A poem about the women waiting outside Stalin's prison in Leningrad. We sang it last night at the Opera House, to music composed by Moya Henderson.
It's the horror of oppression without the hope of resurrection.
Once more the day of remembrance draws near.
I see, I hear, I feel you:
The one they almost had to drag at the end,
And the one who tramps her native land no more,
And the one who, tossing her beautiful head,
Said, “Coming here’s like coming home.”
I’d like to name them all by name,
But the list has been confiscated and is nowhere to
I have woven a wide mantle for them
From their meager, overheard words.
I will remember them always and everywhere,
I will never forget them no matter what comes.
And if they gag my exhausted mouth
Through which a hundred million scream,
Then may the people remember me
On the eve of my remembrance day.
And if ever in this country
They decide to erect a monument to me,

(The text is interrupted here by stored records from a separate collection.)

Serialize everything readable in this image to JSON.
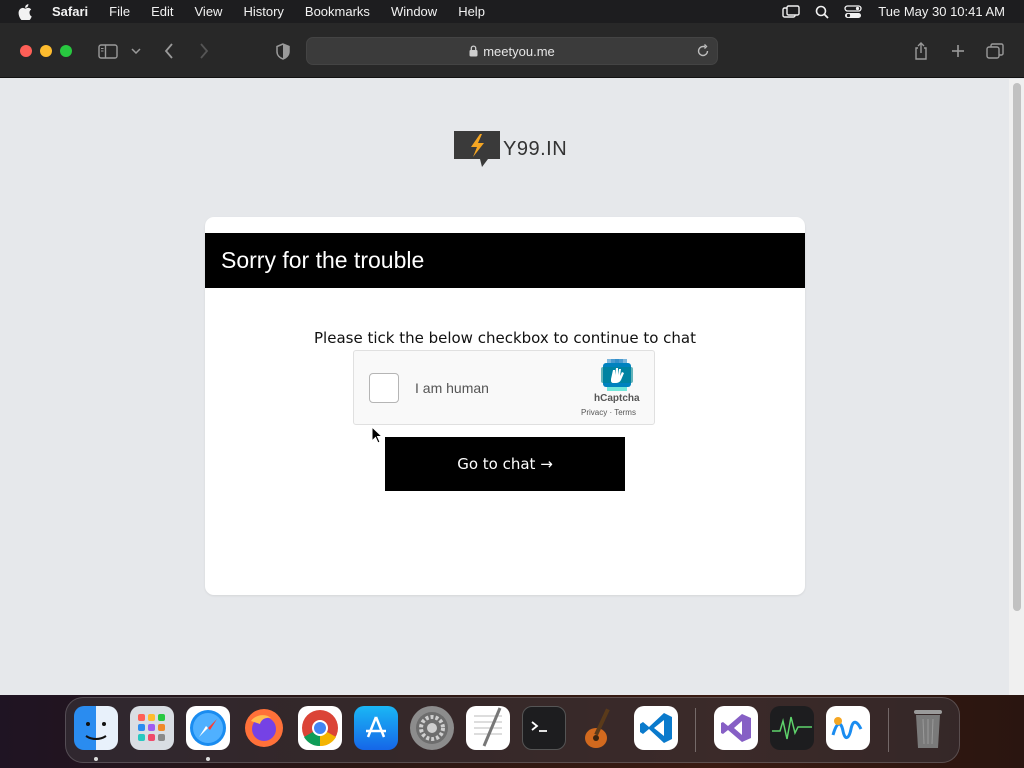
{
  "menubar": {
    "app_name": "Safari",
    "items": [
      "File",
      "Edit",
      "View",
      "History",
      "Bookmarks",
      "Window",
      "Help"
    ],
    "clock": "Tue May 30  10:41 AM",
    "status_icons": [
      "screen-mirror-icon",
      "search-icon",
      "control-center-icon"
    ]
  },
  "browser": {
    "url": "meetyou.me",
    "toolbar_icons": [
      "sidebar-icon",
      "chevron-down-icon",
      "back-icon",
      "forward-icon",
      "privacy-shield-icon",
      "reload-icon",
      "share-icon",
      "new-tab-icon",
      "tab-overview-icon"
    ]
  },
  "page": {
    "logo_text": "Y99.IN",
    "card_title": "Sorry for the trouble",
    "instruction": "Please tick the below checkbox to continue to chat",
    "captcha": {
      "label": "I am human",
      "brand": "hCaptcha",
      "legal": "Privacy · Terms",
      "checked": false
    },
    "go_button": "Go to chat →"
  },
  "dock": {
    "apps": [
      "Finder",
      "Launchpad",
      "Safari",
      "Firefox",
      "Chrome",
      "App Store",
      "System Settings",
      "TextEdit",
      "Terminal",
      "GarageBand",
      "VS Code",
      "Visual Studio",
      "Activity Monitor",
      "Freeform",
      "Trash"
    ]
  },
  "colors": {
    "header_bg": "#000000",
    "page_bg": "#e6e8eb",
    "button_bg": "#000000",
    "logo_bolt": "#f5a623"
  }
}
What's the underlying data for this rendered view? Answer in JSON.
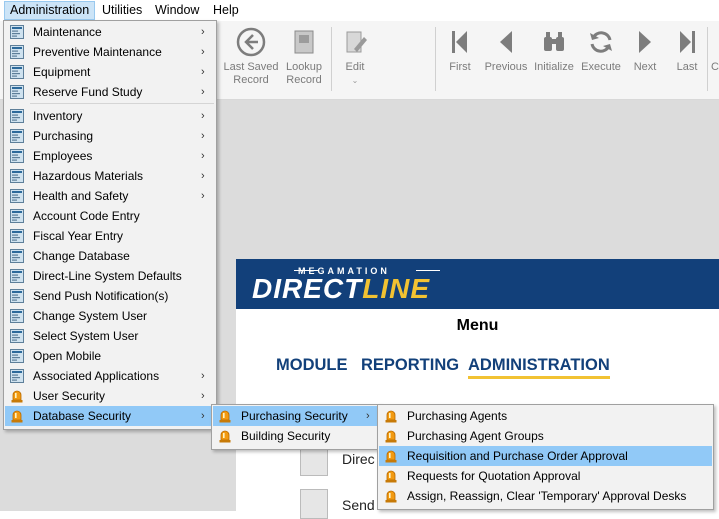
{
  "menubar": {
    "items": [
      "Administration",
      "Utilities",
      "Window",
      "Help"
    ]
  },
  "toolbar": {
    "last_saved": "Last Saved\nRecord",
    "lookup": "Lookup\nRecord",
    "edit": "Edit",
    "first": "First",
    "previous": "Previous",
    "initialize": "Initialize",
    "execute": "Execute",
    "next": "Next",
    "last": "Last",
    "clipped": "C"
  },
  "admin_menu": {
    "items": [
      {
        "label": "Maintenance",
        "icon": "form-icon",
        "submenu": true
      },
      {
        "label": "Preventive Maintenance",
        "icon": "form-icon",
        "submenu": true
      },
      {
        "label": "Equipment",
        "icon": "form-icon",
        "submenu": true
      },
      {
        "label": "Reserve Fund Study",
        "icon": "form-icon",
        "submenu": true
      },
      {
        "label": "Inventory",
        "icon": "form-icon",
        "submenu": true
      },
      {
        "label": "Purchasing",
        "icon": "form-icon",
        "submenu": true
      },
      {
        "label": "Employees",
        "icon": "form-icon",
        "submenu": true
      },
      {
        "label": "Hazardous Materials",
        "icon": "form-icon",
        "submenu": true
      },
      {
        "label": "Health and Safety",
        "icon": "form-icon",
        "submenu": true
      },
      {
        "label": "Account Code Entry",
        "icon": "form-icon",
        "submenu": false
      },
      {
        "label": "Fiscal Year Entry",
        "icon": "form-icon",
        "submenu": false
      },
      {
        "label": "Change Database",
        "icon": "form-icon",
        "submenu": false
      },
      {
        "label": "Direct-Line System Defaults",
        "icon": "form-icon",
        "submenu": false
      },
      {
        "label": "Send Push Notification(s)",
        "icon": "form-icon",
        "submenu": false
      },
      {
        "label": "Change System User",
        "icon": "form-icon",
        "submenu": false
      },
      {
        "label": "Select System User",
        "icon": "form-icon",
        "submenu": false
      },
      {
        "label": "Open Mobile",
        "icon": "form-icon",
        "submenu": false
      },
      {
        "label": "Associated Applications",
        "icon": "form-icon",
        "submenu": true
      },
      {
        "label": "User Security",
        "icon": "alarm-icon",
        "submenu": true
      },
      {
        "label": "Database Security",
        "icon": "alarm-icon",
        "submenu": true
      }
    ]
  },
  "db_security_menu": {
    "items": [
      {
        "label": "Purchasing Security",
        "submenu": true
      },
      {
        "label": "Building Security",
        "submenu": false
      }
    ]
  },
  "purchasing_security_menu": {
    "items": [
      {
        "label": "Purchasing Agents"
      },
      {
        "label": "Purchasing Agent Groups"
      },
      {
        "label": "Requisition and Purchase Order Approval"
      },
      {
        "label": "Requests for Quotation Approval"
      },
      {
        "label": "Assign, Reassign, Clear 'Temporary' Approval Desks"
      }
    ]
  },
  "directline": {
    "brand_top": "MEGAMATION",
    "brand_direct": "DIRECT",
    "brand_line": "LINE",
    "menu_title": "Menu",
    "tabs": [
      "MODULE",
      "REPORTING",
      "ADMINISTRATION"
    ],
    "items": [
      "Direc",
      "Send Push Notification"
    ]
  },
  "colors": {
    "highlight": "#91c9f7",
    "brand_blue": "#12407a",
    "brand_yellow": "#f2c232",
    "alarm_orange": "#f29a12"
  }
}
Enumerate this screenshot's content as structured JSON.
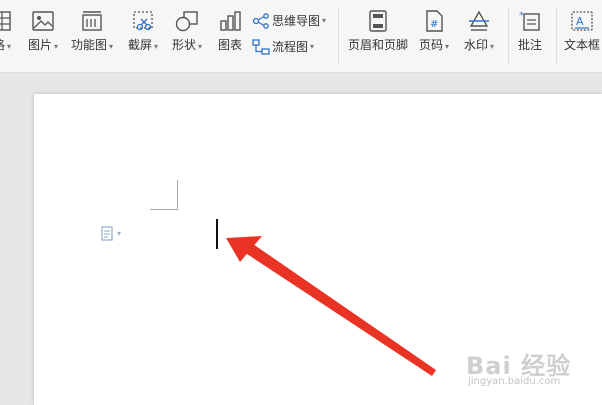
{
  "ribbon": {
    "partial_table_label": "格",
    "picture_label": "图片",
    "function_chart_label": "功能图",
    "screenshot_label": "截屏",
    "shape_label": "形状",
    "chart_label": "图表",
    "mindmap_label": "思维导图",
    "flowchart_label": "流程图",
    "header_footer_label": "页眉和页脚",
    "page_number_label": "页码",
    "watermark_label": "水印",
    "comment_label": "批注",
    "textbox_label": "文本框",
    "dropdown_glyph": "▾"
  },
  "document": {
    "paste_options_glyph": "▾"
  },
  "watermark": {
    "main_text": "Bai 经验",
    "sub_text": "jingyan.baidu.com"
  },
  "colors": {
    "accent_blue": "#2e75c5",
    "arrow_red": "#e83325",
    "icon_gray": "#555555"
  }
}
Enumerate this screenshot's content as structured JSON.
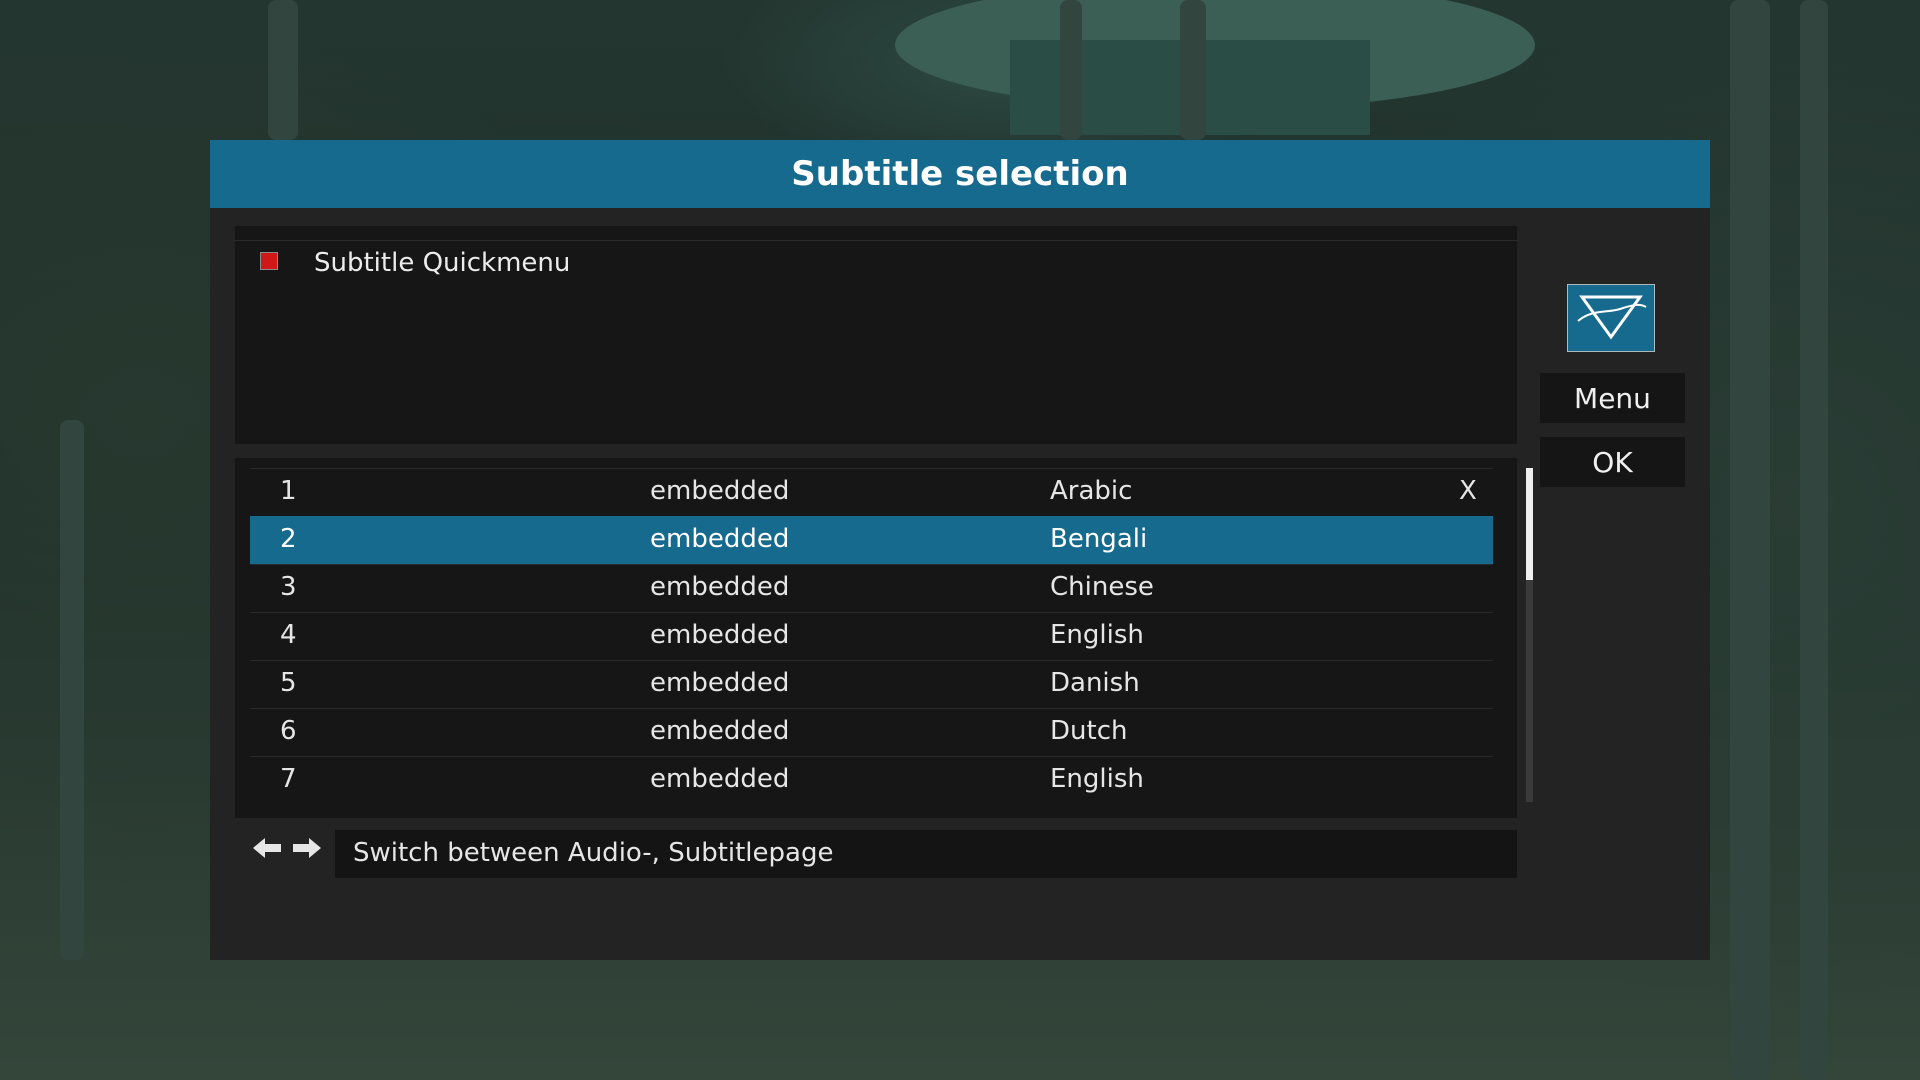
{
  "dialog": {
    "title": "Subtitle selection"
  },
  "quickmenu": {
    "label": "Subtitle Quickmenu",
    "key_color": "#d01818"
  },
  "subtitles": [
    {
      "index": "1",
      "type": "embedded",
      "language": "Arabic",
      "mark": "X"
    },
    {
      "index": "2",
      "type": "embedded",
      "language": "Bengali",
      "mark": ""
    },
    {
      "index": "3",
      "type": "embedded",
      "language": "Chinese",
      "mark": ""
    },
    {
      "index": "4",
      "type": "embedded",
      "language": "English",
      "mark": ""
    },
    {
      "index": "5",
      "type": "embedded",
      "language": "Danish",
      "mark": ""
    },
    {
      "index": "6",
      "type": "embedded",
      "language": "Dutch",
      "mark": ""
    },
    {
      "index": "7",
      "type": "embedded",
      "language": "English",
      "mark": ""
    }
  ],
  "selected_index": 1,
  "hint": {
    "text": "Switch between Audio-, Subtitlepage"
  },
  "side": {
    "menu_label": "Menu",
    "ok_label": "OK"
  },
  "colors": {
    "accent": "#156a8e",
    "dialog_bg": "#232323",
    "panel_bg": "#161616"
  }
}
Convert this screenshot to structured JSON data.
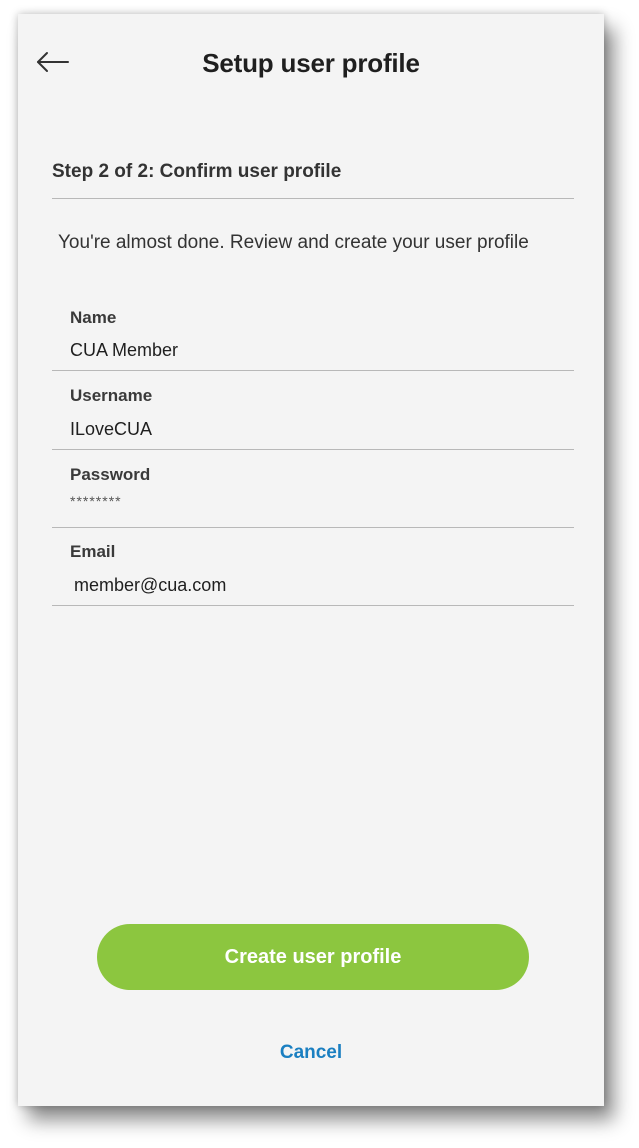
{
  "header": {
    "title": "Setup user profile",
    "back_icon": "arrow-left-icon"
  },
  "step": {
    "title": "Step 2 of 2: Confirm user profile"
  },
  "intro": "You're almost done. Review and create your user profile",
  "fields": [
    {
      "label": "Name",
      "value": "CUA Member"
    },
    {
      "label": "Username",
      "value": "ILoveCUA"
    },
    {
      "label": "Password",
      "value": "********"
    },
    {
      "label": "Email",
      "value": "member@cua.com"
    }
  ],
  "actions": {
    "create_label": "Create user profile",
    "cancel_label": "Cancel"
  },
  "colors": {
    "primary_button": "#8cc63f",
    "link": "#1a7fc1",
    "background": "#f4f4f4"
  }
}
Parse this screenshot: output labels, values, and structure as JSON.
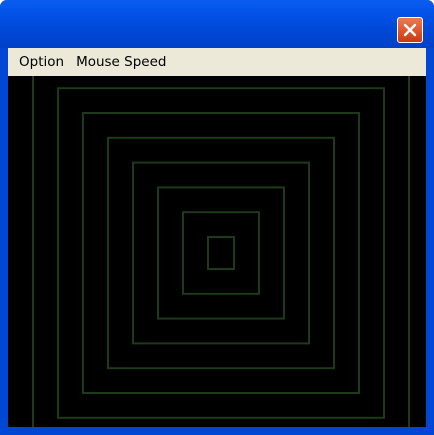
{
  "window": {
    "close_icon": "close-x-icon"
  },
  "menu": {
    "items": [
      {
        "label": "Option"
      },
      {
        "label": "Mouse Speed"
      }
    ]
  },
  "canvas": {
    "background_color": "#000000",
    "line_color": "#1d3a1a",
    "squares_count": 8,
    "pattern": "concentric-squares"
  }
}
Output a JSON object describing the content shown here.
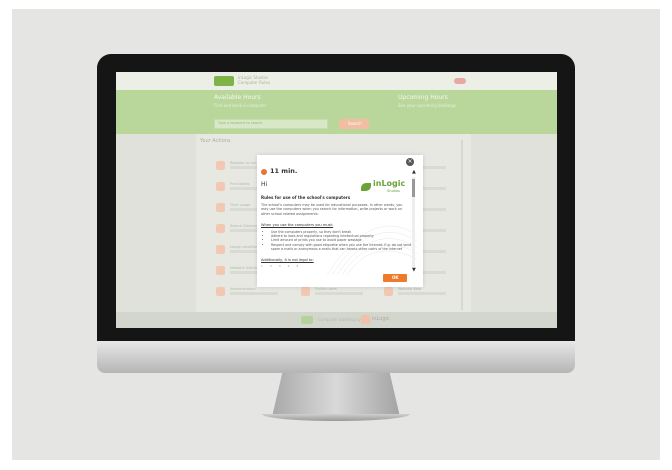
{
  "site": {
    "app_name": "inLogic Studios",
    "topbar_sub": "Computer Rules",
    "hero_title": "Available Hours",
    "hero_subtitle": "Find and book a computer",
    "hero_right_title": "Upcoming Hours",
    "hero_right_sub": "See your upcoming bookings",
    "search_placeholder": "Type a keyword to search",
    "search_button": "Search",
    "section_title": "Your Actions",
    "tiles": [
      {
        "title": "Register an hour",
        "sub": "Book a computer"
      },
      {
        "title": "Change your password",
        "sub": "Update account"
      },
      {
        "title": "My hours",
        "sub": "View schedule"
      },
      {
        "title": "Print labels",
        "sub": "Printer options"
      },
      {
        "title": "Manage help",
        "sub": "Get assistance"
      },
      {
        "title": "Show notes",
        "sub": "Notes overview"
      },
      {
        "title": "Time usage",
        "sub": "Usage summary"
      },
      {
        "title": "Print Queue",
        "sub": "Queue status"
      },
      {
        "title": "Rules",
        "sub": "Computer rules"
      },
      {
        "title": "Search Directory",
        "sub": "Find people"
      },
      {
        "title": "Messages",
        "sub": "Inbox"
      },
      {
        "title": "Settings",
        "sub": "Preferences"
      },
      {
        "title": "Usage conditions",
        "sub": "Terms"
      },
      {
        "title": "Statistics",
        "sub": "Reports"
      },
      {
        "title": "Help",
        "sub": "Support"
      },
      {
        "title": "Network Information",
        "sub": "Connection"
      },
      {
        "title": "Messages",
        "sub": "Announcements"
      },
      {
        "title": "Wireless",
        "sub": "Wi-Fi status"
      },
      {
        "title": "Administration",
        "sub": "Admin tools"
      },
      {
        "title": "Online users",
        "sub": "Who is online"
      },
      {
        "title": "Website view",
        "sub": "Public site"
      }
    ],
    "footer_text": "Computer booking system",
    "footer_brand": "inLogic"
  },
  "modal": {
    "timer": "11 min.",
    "greeting": "Hi",
    "rules_title": "Rules for use of the school's computers",
    "intro": "The school's computers may be used for educational purposes. In other words, you may use the computers when you search for information, write projects or work on other school related assignments.",
    "when_title": "When you use the computers you must:",
    "rules": [
      "Use the computers properly, so they don't break",
      "Adhere to laws and regulations regarding intellectual property",
      "Limit amount of prints you use to avoid paper wastage",
      "Respect and comply with good etiquette when you use the internet. E.g. do not send spam e-mails or anonymous e-mails that can harass other users of the internet"
    ],
    "additionally": "Additionally, it is not legal to:",
    "pager": "1 2 3 4 5",
    "ok_label": "OK",
    "close_icon": "×",
    "logo_name": "inLogic",
    "logo_sub": "Studios"
  }
}
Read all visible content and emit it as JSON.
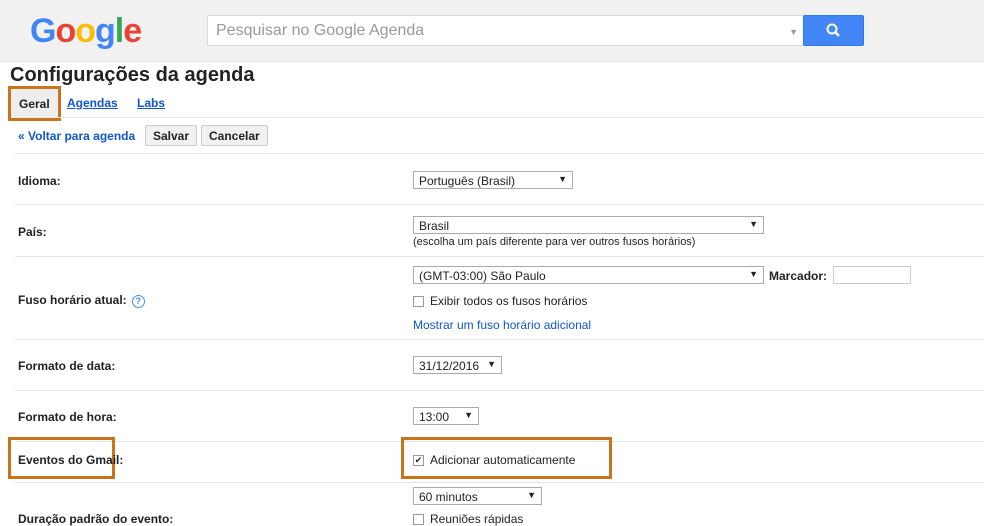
{
  "header": {
    "logo": "Google",
    "search_placeholder": "Pesquisar no Google Agenda"
  },
  "page_title": "Configurações da agenda",
  "tabs": [
    "Geral",
    "Agendas",
    "Labs"
  ],
  "toolbar": {
    "back": "« Voltar para agenda",
    "save": "Salvar",
    "cancel": "Cancelar"
  },
  "settings": {
    "language": {
      "label": "Idioma:",
      "value": "Português (Brasil)"
    },
    "country": {
      "label": "País:",
      "value": "Brasil",
      "note": "(escolha um país diferente para ver outros fusos horários)"
    },
    "timezone": {
      "label": "Fuso horário atual:",
      "value": "(GMT-03:00) São Paulo",
      "marker_label": "Marcador:",
      "marker_value": "",
      "show_all": "Exibir todos os fusos horários",
      "add_link": "Mostrar um fuso horário adicional"
    },
    "date_format": {
      "label": "Formato de data:",
      "value": "31/12/2016"
    },
    "time_format": {
      "label": "Formato de hora:",
      "value": "13:00"
    },
    "gmail_events": {
      "label": "Eventos do Gmail:",
      "option": "Adicionar automaticamente",
      "checked": true
    },
    "duration": {
      "label": "Duração padrão do evento:",
      "value": "60 minutos",
      "option": "Reuniões rápidas"
    }
  }
}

I consent to that honor
Under these conditions— that it stand
Neither by the sea, where I was born:
My last tie with the sea is broken,
Nor in the tsar’s garden near the cherished pine stump,
Where an inconsolable shade looks for me,
But here, where I stood for three hundred hours,
And where they never unbolted the doors for me.
This, lest in blissful death
I forget the rumbling of the Black Marias,
Forget how that detested door slammed shut
And an old woman howled like a wounded animal.
And may the melting snow stream like tears
From my motionless lids of bronze,
And a prison dove coo in the distance,
And the ships of the Neva sail calmly on.
From here. Trans. Judith Hemschemeyer